■ Work item ■
Look through the lines below and extract any with the word "object".
-*-*-
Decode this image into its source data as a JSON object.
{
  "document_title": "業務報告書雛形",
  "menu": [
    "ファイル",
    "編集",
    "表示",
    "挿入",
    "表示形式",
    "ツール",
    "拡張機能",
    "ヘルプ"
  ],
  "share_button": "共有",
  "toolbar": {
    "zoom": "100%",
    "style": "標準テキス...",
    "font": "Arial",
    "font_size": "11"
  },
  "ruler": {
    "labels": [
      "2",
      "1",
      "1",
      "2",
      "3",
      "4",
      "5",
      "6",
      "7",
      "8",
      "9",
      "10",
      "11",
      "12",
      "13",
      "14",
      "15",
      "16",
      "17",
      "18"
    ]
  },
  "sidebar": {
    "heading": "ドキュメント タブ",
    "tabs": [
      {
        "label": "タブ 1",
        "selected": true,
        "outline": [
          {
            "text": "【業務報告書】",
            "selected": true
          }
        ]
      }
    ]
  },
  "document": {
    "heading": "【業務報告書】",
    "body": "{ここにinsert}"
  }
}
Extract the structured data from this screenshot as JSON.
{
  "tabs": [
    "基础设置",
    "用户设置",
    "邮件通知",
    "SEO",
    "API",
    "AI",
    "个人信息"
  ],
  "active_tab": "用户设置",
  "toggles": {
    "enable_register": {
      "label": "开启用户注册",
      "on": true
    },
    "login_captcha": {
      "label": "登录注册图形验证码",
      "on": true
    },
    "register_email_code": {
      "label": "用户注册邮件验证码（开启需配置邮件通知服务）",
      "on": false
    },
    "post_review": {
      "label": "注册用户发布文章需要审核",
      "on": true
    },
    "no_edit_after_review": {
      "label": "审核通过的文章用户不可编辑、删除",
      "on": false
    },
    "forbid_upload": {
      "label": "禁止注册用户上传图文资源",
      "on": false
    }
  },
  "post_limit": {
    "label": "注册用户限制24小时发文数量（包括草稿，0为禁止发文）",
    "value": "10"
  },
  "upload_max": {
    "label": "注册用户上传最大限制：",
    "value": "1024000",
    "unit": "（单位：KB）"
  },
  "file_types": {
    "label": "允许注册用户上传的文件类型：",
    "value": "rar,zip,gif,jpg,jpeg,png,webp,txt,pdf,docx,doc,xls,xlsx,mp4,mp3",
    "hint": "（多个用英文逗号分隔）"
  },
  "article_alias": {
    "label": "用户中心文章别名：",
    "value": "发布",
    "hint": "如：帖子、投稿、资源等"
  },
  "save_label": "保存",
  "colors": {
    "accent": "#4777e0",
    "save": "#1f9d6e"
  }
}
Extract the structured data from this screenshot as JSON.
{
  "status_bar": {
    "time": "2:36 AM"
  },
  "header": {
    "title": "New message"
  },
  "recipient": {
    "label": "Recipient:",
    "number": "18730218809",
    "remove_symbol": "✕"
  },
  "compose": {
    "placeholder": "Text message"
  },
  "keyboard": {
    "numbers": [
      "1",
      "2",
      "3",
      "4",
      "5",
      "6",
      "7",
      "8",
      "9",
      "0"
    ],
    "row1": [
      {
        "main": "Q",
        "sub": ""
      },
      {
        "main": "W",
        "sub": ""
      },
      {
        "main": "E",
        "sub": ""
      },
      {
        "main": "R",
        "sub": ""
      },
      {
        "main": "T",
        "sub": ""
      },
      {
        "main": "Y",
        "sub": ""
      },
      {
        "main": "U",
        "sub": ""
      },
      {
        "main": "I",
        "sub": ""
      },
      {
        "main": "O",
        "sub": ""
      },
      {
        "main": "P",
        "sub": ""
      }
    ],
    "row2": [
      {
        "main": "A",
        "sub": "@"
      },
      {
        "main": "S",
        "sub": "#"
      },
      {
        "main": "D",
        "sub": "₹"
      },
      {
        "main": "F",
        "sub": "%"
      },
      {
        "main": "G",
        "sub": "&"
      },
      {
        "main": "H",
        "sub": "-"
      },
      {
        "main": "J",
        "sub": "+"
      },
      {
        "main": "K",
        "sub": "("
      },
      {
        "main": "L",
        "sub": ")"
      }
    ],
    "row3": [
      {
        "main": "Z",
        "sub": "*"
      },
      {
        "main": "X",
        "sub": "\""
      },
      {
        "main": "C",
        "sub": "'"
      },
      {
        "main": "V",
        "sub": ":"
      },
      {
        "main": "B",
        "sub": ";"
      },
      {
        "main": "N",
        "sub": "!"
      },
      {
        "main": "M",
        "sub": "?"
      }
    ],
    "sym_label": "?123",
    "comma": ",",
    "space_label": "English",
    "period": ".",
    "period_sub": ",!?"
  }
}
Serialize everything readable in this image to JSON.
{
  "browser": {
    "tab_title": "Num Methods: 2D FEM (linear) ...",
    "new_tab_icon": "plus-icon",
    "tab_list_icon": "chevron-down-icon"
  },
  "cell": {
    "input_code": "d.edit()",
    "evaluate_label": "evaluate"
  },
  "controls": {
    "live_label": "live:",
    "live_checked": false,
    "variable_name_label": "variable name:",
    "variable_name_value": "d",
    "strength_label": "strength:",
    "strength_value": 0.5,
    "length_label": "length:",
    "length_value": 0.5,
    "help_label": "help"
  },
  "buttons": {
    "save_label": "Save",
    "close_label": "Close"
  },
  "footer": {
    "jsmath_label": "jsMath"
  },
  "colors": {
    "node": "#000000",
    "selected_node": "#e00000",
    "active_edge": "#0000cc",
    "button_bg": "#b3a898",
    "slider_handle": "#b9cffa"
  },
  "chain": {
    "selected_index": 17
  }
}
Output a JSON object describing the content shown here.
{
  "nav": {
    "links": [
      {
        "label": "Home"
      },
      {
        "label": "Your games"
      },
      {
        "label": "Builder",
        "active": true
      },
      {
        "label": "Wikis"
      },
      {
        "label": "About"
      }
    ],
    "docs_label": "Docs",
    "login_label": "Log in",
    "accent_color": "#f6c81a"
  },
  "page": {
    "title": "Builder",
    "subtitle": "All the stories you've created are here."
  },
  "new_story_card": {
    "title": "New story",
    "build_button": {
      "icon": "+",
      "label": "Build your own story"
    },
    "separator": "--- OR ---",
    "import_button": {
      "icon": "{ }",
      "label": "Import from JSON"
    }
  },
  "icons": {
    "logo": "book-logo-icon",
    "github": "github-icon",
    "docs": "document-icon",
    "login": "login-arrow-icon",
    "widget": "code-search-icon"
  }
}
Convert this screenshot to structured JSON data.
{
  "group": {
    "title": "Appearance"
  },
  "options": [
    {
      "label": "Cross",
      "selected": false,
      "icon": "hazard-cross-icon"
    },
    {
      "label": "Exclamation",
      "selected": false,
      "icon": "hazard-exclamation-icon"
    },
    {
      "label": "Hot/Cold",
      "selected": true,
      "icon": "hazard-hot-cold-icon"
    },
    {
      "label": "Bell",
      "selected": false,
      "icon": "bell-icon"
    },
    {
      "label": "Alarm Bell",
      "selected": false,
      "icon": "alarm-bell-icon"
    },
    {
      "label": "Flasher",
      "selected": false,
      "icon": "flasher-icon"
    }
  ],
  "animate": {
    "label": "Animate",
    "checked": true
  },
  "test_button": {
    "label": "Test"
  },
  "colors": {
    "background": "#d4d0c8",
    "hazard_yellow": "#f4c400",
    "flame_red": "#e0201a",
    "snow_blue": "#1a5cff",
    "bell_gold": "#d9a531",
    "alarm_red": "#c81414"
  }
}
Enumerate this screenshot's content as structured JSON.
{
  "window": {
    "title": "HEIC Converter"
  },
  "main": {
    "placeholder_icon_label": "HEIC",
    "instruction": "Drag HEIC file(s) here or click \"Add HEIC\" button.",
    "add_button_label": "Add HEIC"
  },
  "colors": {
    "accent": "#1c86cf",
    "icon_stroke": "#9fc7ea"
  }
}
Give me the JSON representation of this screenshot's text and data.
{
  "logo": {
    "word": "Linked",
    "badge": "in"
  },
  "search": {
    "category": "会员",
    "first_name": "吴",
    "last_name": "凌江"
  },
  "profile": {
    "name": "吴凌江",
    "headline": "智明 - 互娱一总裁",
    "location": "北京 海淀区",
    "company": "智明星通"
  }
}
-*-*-
■ Output of the exercise ■
Decode this image into its source data as a JSON object.
Output a JSON object describing the content shown here.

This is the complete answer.